Have fun and do good at FestivalForGood

Members of Circus In Motion (from far left) Ahmed Firdaus, Benjamin Teo, Jay Che and Edward Chua.
Members of Circus In Motion (from far left) Ahmed Firdaus, Benjamin Teo, Jay Che and Edward Chua.ST PHOTO: AZMI ATHNI

At this social enterprise festival, you can go shopping, learn new tricks and also support the many businesses which reach out to disadvantaged people

This weekend, pick up a jar of artisanal salted egg yolk cookies, try your hand at juggling and learn how social enterprises work at FestivalForGood, Singapore's inaugural social enterprise festival.

The festival, organised by the Singapore Centre for Social Enterprise, takes place tomorrow and on Sunday.

The first day of the festival will feature a pop-up market selling goods by social enterprises such as Flour Power, which trains people with special needs to bake, and The Looms Workshops, which provides employment for women through the creation and sale of handcrafted lifestyle products.

There will also be activities, such as a juggling workshop by home-grown circus troupe Circus In Motion, which teaches circus arts to youths at risk to empower them.
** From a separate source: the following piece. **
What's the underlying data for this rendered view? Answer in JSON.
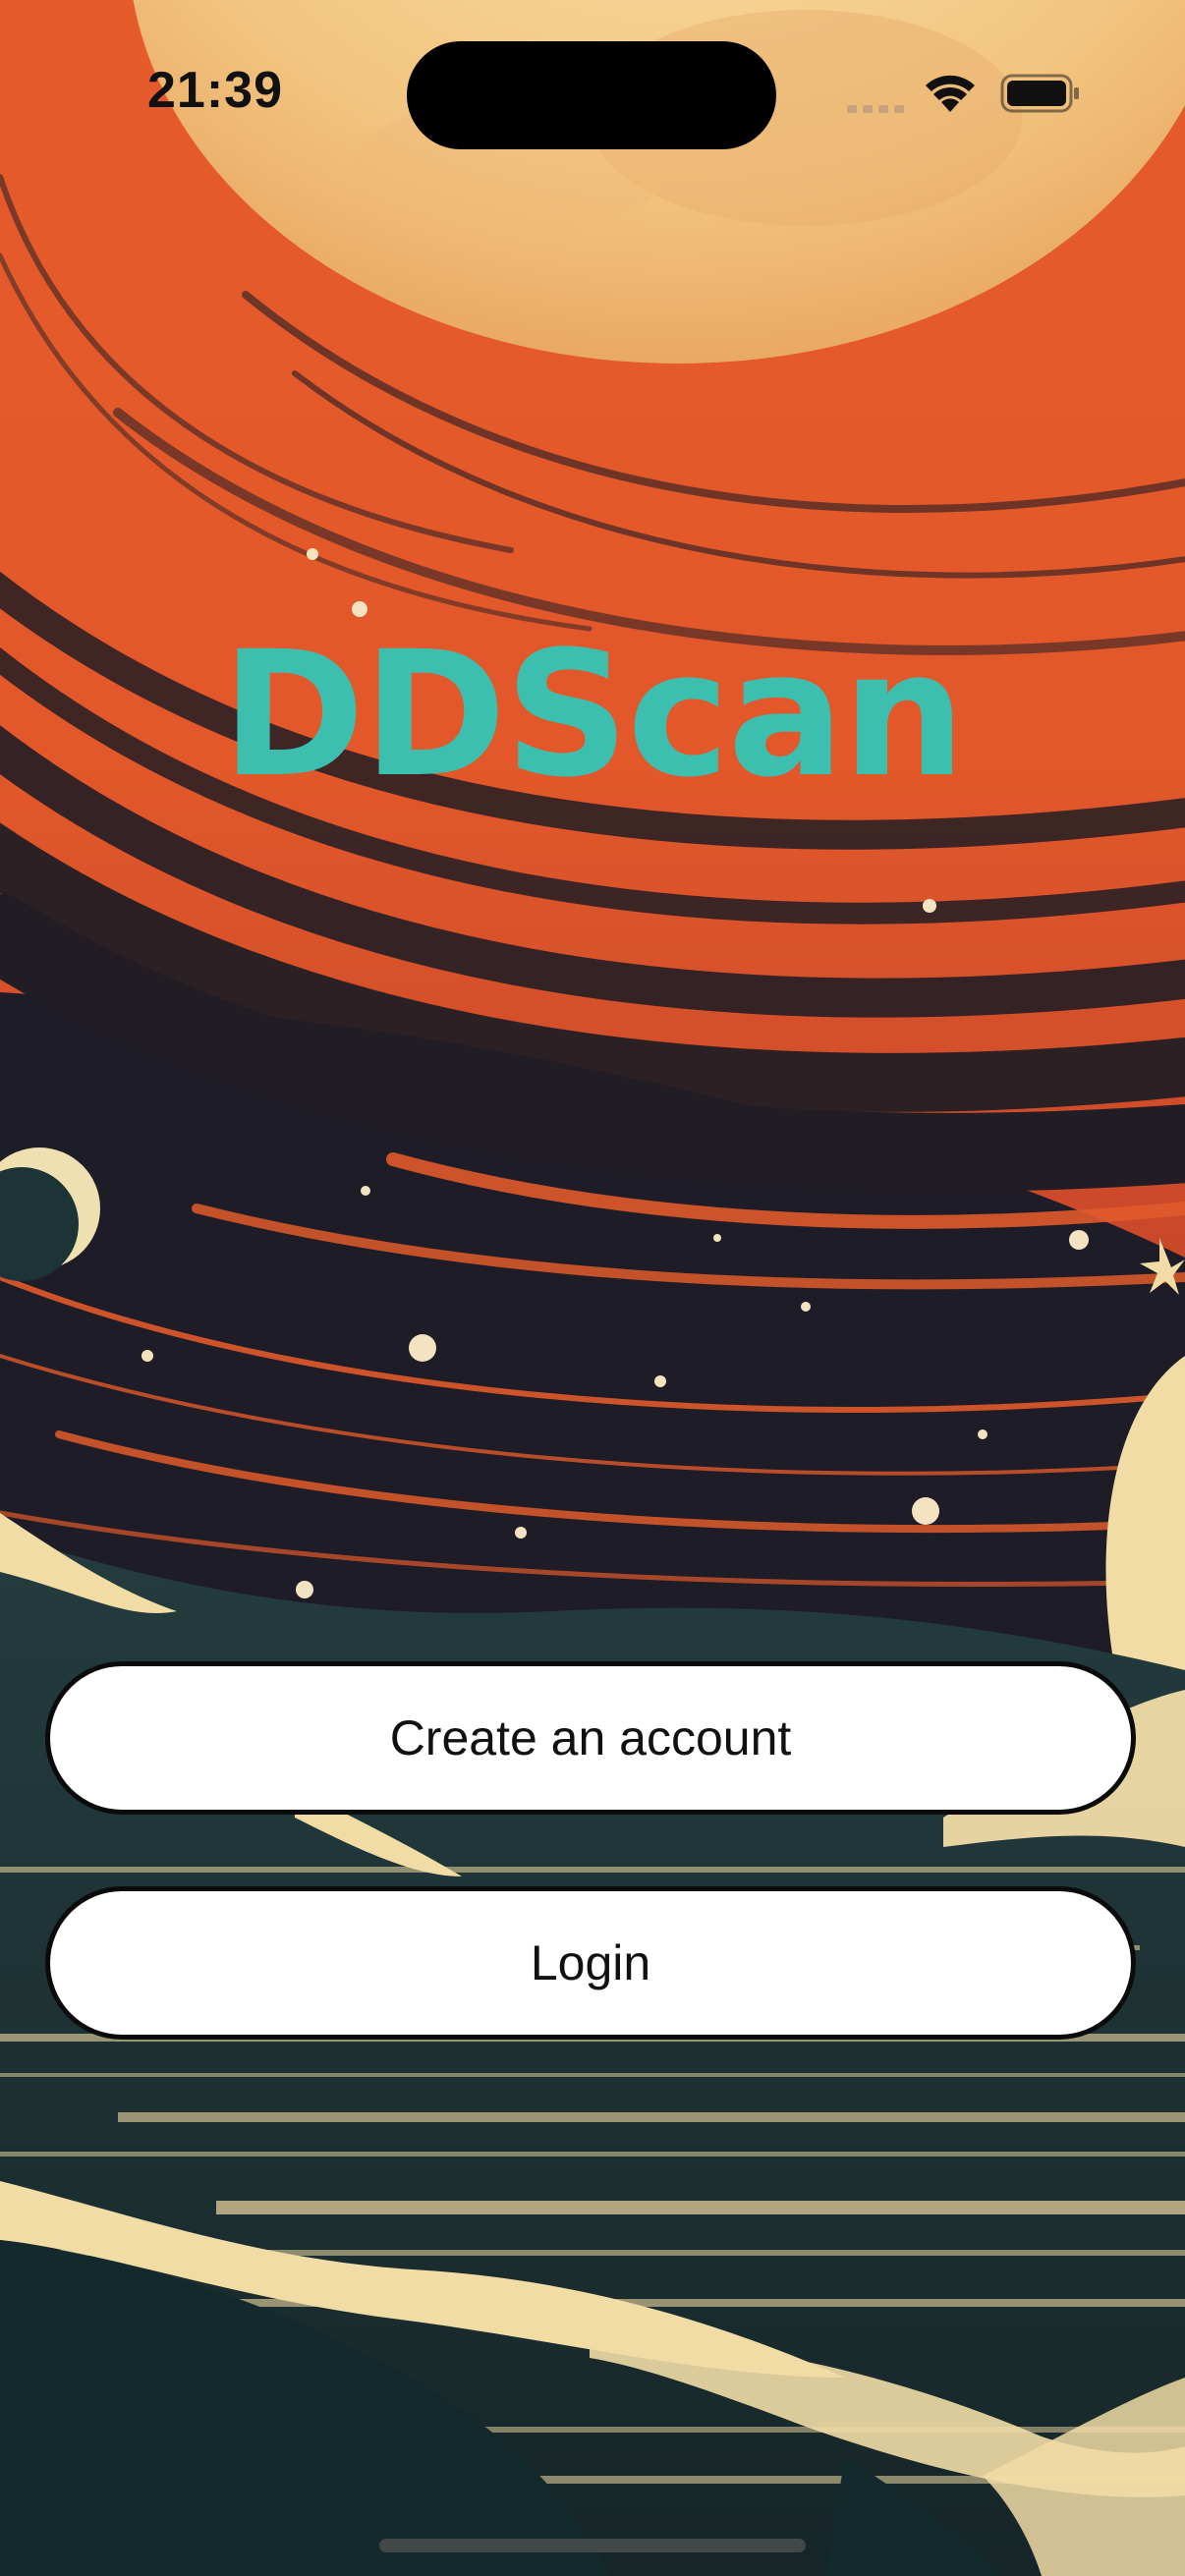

A ticket to the juggling workshop costs $11.

Or festivalgoers can learn how to play the cajon, a Peruvian box-shaped percussion instrument.

Beat'ABox Group, which holds cajon classes for youth, the elderly, and the visually- and hearing- impaired, will be conducting a session at the fair. A class costs $10.

  • BOOK IT / FESTIVALFORGOOD

  • Where: JTC Launchpad, Timbre+ and ACE Ideation Centre, 73A and 79 Ayer Rajah Crescent (tomorrow); various social enterprises (Sunday)

    When: Tomorrow and Sunday, various times

    Info: Sign up for workshops and activities at www.festivalforgood.sg

Festivalgoers can also catch performances by Beat'ABox Group, among others.

The first day of the fair will take place at start-up cluster JTC Launchpad in Ayer Rajah, the facility's new-generation hawker centre Timbre+ and the nearby ACE Ideation Centre.

On the second day of the fair, activities will take place at the premises of the various social enterprises.

One of the participating social enterprises on the second day is Dialogue In The Dark, a group which educates the public on what it is like to be visually impaired.

It will conduct a tour in complete darkness at Ngee Ann Polytechnic, which is priced at $25 a person.

Festivalgoers can get a manicure ($36 with wine and a cupcake) at The Nail Social in Haji Lane, which employs underprivileged women as nail technicians, or learn to sew a pencil case or cushion cover (from $45) with Sew Into It in Kreta Ayer, which runs a youth mentorship programme.

For a full list of activities, go to www.festivalforgood.sg.

Proceeds from the festival will go to the social enterprises.

Ms Amy Lim, the festival's project lead, says the 40 participating social enterprises are a mere fraction of the growing community of more than 300, which spans diverse industries from F&B to retail.

"We hope that through the festival, the public will gain new awareness of the ways they can support social enterprises by acts as simple as choosing where to eat, where to shop or even where to attend yoga classes or get a manicure," she adds.

Polytechnic student Marianne Soh, 19, got hooked on the cajon after attending Beat'ABox Group's classes and has since taught the instrument to the hearing- impaired.

She says: "I got to better understand how their disability does not stop them from playing music."

Circus In Motion troupe member and full-time instructor Edward Chua, 25, says learning circus tricks helped him get out of an addiction to computer games in secondary school.

"I used to play games all night and fall asleep in school, but I started to lose interest in gaming after being introduced to circus arts. Mastering the tricksbecame my new obsession," he says.

His colleague Benjamin Teo, 25, believes that the festival is a good starting point to rally all the social enterprises. He says: "We can connect and the public can see first-hand what we do."

A version of this article appeared in the print edition of The Straits Times on August 19, 2016, with the headline 'Have fun, do good'. Print Edition | Subscribe